### EXERCISE MATERIAL:
=== Begin Enclosure ===

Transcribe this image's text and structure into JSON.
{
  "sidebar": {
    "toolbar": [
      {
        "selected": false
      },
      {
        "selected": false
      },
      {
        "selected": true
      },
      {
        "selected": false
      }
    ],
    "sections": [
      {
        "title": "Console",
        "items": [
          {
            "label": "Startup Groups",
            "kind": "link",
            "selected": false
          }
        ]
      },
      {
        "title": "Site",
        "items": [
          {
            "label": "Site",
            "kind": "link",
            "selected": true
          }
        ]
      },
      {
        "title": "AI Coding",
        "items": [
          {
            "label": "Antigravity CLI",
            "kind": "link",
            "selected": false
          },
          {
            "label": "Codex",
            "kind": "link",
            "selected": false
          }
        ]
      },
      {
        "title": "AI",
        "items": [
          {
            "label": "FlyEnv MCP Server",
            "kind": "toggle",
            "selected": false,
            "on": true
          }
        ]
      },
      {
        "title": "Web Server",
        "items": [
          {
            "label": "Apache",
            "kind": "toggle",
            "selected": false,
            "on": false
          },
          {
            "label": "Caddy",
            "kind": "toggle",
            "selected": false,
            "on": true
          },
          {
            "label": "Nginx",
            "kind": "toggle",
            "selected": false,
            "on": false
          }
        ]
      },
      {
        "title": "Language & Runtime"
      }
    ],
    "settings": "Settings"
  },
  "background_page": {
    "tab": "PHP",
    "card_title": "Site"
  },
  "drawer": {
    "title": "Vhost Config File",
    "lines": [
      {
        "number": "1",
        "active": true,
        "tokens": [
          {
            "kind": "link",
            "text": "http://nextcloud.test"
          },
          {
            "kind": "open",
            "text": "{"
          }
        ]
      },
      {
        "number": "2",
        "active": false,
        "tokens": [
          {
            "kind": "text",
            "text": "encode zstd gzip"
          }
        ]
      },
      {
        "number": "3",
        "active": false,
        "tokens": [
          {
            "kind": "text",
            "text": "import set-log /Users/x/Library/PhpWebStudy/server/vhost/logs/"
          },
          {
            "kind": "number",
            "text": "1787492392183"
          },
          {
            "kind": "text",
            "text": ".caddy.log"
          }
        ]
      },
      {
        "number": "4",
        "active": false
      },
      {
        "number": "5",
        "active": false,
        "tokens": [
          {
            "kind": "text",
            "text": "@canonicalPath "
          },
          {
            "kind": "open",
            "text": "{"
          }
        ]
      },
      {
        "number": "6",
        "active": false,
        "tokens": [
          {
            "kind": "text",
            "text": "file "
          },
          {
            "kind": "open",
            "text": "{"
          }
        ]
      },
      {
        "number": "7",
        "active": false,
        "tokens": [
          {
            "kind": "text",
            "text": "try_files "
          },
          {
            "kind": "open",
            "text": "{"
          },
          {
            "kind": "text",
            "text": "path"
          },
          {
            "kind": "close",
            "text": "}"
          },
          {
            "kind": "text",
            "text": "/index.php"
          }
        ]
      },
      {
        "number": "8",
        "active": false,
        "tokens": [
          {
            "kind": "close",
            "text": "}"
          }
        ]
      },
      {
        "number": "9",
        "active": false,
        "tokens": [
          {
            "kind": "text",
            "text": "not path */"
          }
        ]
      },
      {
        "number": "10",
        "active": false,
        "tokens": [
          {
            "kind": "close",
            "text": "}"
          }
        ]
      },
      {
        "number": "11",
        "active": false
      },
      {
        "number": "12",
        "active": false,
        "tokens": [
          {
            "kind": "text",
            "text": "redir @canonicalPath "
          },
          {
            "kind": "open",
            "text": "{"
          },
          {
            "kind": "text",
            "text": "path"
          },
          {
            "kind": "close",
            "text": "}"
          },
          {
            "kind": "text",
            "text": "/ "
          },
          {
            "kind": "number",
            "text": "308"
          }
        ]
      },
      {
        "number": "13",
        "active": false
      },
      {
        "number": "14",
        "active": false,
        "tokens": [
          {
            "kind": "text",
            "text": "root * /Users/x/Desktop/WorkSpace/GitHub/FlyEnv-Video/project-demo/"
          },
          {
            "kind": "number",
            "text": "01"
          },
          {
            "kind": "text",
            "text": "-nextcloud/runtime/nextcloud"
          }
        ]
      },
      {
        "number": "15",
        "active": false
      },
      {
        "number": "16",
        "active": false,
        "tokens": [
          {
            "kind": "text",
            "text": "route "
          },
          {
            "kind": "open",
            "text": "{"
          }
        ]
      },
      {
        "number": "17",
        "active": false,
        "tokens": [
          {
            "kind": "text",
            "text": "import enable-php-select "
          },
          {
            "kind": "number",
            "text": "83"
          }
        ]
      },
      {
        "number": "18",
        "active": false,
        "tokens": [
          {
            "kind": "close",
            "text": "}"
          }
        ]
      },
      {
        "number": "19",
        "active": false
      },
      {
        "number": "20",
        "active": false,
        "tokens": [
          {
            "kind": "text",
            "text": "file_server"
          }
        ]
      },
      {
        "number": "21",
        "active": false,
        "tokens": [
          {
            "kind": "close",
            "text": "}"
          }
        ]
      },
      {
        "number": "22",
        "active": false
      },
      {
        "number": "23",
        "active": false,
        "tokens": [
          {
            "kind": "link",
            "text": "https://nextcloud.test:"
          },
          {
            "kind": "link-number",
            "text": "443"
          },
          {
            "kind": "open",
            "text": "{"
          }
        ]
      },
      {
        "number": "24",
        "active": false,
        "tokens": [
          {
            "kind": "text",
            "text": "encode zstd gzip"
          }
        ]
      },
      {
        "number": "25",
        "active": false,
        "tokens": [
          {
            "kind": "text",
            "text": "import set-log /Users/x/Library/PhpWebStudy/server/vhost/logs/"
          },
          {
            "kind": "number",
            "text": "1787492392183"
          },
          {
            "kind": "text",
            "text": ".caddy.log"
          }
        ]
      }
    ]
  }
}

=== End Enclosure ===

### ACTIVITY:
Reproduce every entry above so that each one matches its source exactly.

### EXPECTED ANSWER:
Transcribe this image's text and structure into JSON.
{
  "sidebar": {
    "toolbar": [
      {
        "selected": false
      },
      {
        "selected": false
      },
      {
        "selected": true
      },
      {
        "selected": false
      }
    ],
    "sections": [
      {
        "title": "Console",
        "items": [
          {
            "label": "Startup Groups",
            "kind": "link",
            "selected": false
          }
        ]
      },
      {
        "title": "Site",
        "items": [
          {
            "label": "Site",
            "kind": "link",
            "selected": true
          }
        ]
      },
      {
        "title": "AI Coding",
        "items": [
          {
            "label": "Antigravity CLI",
            "kind": "link",
            "selected": false
          },
          {
            "label": "Codex",
            "kind": "link",
            "selected": false
          }
        ]
      },
      {
        "title": "AI",
        "items": [
          {
            "label": "FlyEnv MCP Server",
            "kind": "toggle",
            "selected": false,
            "on": true
          }
        ]
      },
      {
        "title": "Web Server",
        "items": [
          {
            "label": "Apache",
            "kind": "toggle",
            "selected": false,
            "on": false
          },
          {
            "label": "Caddy",
            "kind": "toggle",
            "selected": false,
            "on": true
          },
          {
            "label": "Nginx",
            "kind": "toggle",
            "selected": false,
            "on": false
          }
        ]
      },
      {
        "title": "Language & Runtime"
      }
    ],
    "settings": "Settings"
  },
  "background_page": {
    "tab": "PHP",
    "card_title": "Site"
  },
  "drawer": {
    "title": "Vhost Config File",
    "lines": [
      {
        "number": "1",
        "active": true,
        "tokens": [
          {
            "kind": "link",
            "text": "http://nextcloud.test"
          },
          {
            "kind": "open",
            "text": "{"
          }
        ]
      },
      {
        "number": "2",
        "active": false,
        "tokens": [
          {
            "kind": "text",
            "text": "encode zstd gzip"
          }
        ]
      },
      {
        "number": "3",
        "active": false,
        "tokens": [
          {
            "kind": "text",
            "text": "import set-log /Users/x/Library/PhpWebStudy/server/vhost/logs/"
          },
          {
            "kind": "number",
            "text": "1787492392183"
          },
          {
            "kind": "text",
            "text": ".caddy.log"
          }
        ]
      },
      {
        "number": "4",
        "active": false
      },
      {
        "number": "5",
        "active": false,
        "tokens": [
          {
            "kind": "text",
            "text": "@canonicalPath "
          },
          {
            "kind": "open",
            "text": "{"
          }
        ]
      },
      {
        "number": "6",
        "active": false,
        "tokens": [
          {
            "kind": "text",
            "text": "file "
          },
          {
            "kind": "open",
            "text": "{"
          }
        ]
      },
      {
        "number": "7",
        "active": false,
        "tokens": [
          {
            "kind": "text",
            "text": "try_files "
          },
          {
            "kind": "open",
            "text": "{"
          },
          {
            "kind": "text",
            "text": "path"
          },
          {
            "kind": "close",
            "text": "}"
          },
          {
            "kind": "text",
            "text": "/index.php"
          }
        ]
      },
      {
        "number": "8",
        "active": false,
        "tokens": [
          {
            "kind": "close",
            "text": "}"
          }
        ]
      },
      {
        "number": "9",
        "active": false,
        "tokens": [
          {
            "kind": "text",
            "text": "not path */"
          }
        ]
      },
      {
        "number": "10",
        "active": false,
        "tokens": [
          {
            "kind": "close",
            "text": "}"
          }
        ]
      },
      {
        "number": "11",
        "active": false
      },
      {
        "number": "12",
        "active": false,
        "tokens": [
          {
            "kind": "text",
            "text": "redir @canonicalPath "
          },
          {
            "kind": "open",
            "text": "{"
          },
          {
            "kind": "text",
            "text": "path"
          },
          {
            "kind": "close",
            "text": "}"
          },
          {
            "kind": "text",
            "text": "/ "
          },
          {
            "kind": "number",
            "text": "308"
          }
        ]
      },
      {
        "number": "13",
        "active": false
      },
      {
        "number": "14",
        "active": false,
        "tokens": [
          {
            "kind": "text",
            "text": "root * /Users/x/Desktop/WorkSpace/GitHub/FlyEnv-Video/project-demo/"
          },
          {
            "kind": "number",
            "text": "01"
          },
          {
            "kind": "text",
            "text": "-nextcloud/runtime/nextcloud"
          }
        ]
      },
      {
        "number": "15",
        "active": false
      },
      {
        "number": "16",
        "active": false,
        "tokens": [
          {
            "kind": "text",
            "text": "route "
          },
          {
            "kind": "open",
            "text": "{"
          }
        ]
      },
      {
        "number": "17",
        "active": false,
        "tokens": [
          {
            "kind": "text",
            "text": "import enable-php-select "
          },
          {
            "kind": "number",
            "text": "83"
          }
        ]
      },
      {
        "number": "18",
        "active": false,
        "tokens": [
          {
            "kind": "close",
            "text": "}"
          }
        ]
      },
      {
        "number": "19",
        "active": false
      },
      {
        "number": "20",
        "active": false,
        "tokens": [
          {
            "kind": "text",
            "text": "file_server"
          }
        ]
      },
      {
        "number": "21",
        "active": false,
        "tokens": [
          {
            "kind": "close",
            "text": "}"
          }
        ]
      },
      {
        "number": "22",
        "active": false
      },
      {
        "number": "23",
        "active": false,
        "tokens": [
          {
            "kind": "link",
            "text": "https://nextcloud.test:"
          },
          {
            "kind": "link-number",
            "text": "443"
          },
          {
            "kind": "open",
            "text": "{"
          }
        ]
      },
      {
        "number": "24",
        "active": false,
        "tokens": [
          {
            "kind": "text",
            "text": "encode zstd gzip"
          }
        ]
      },
      {
        "number": "25",
        "active": false,
        "tokens": [
          {
            "kind": "text",
            "text": "import set-log /Users/x/Library/PhpWebStudy/server/vhost/logs/"
          },
          {
            "kind": "number",
            "text": "1787492392183"
          },
          {
            "kind": "text",
            "text": ".caddy.log"
          }
        ]
      }
    ]
  }
}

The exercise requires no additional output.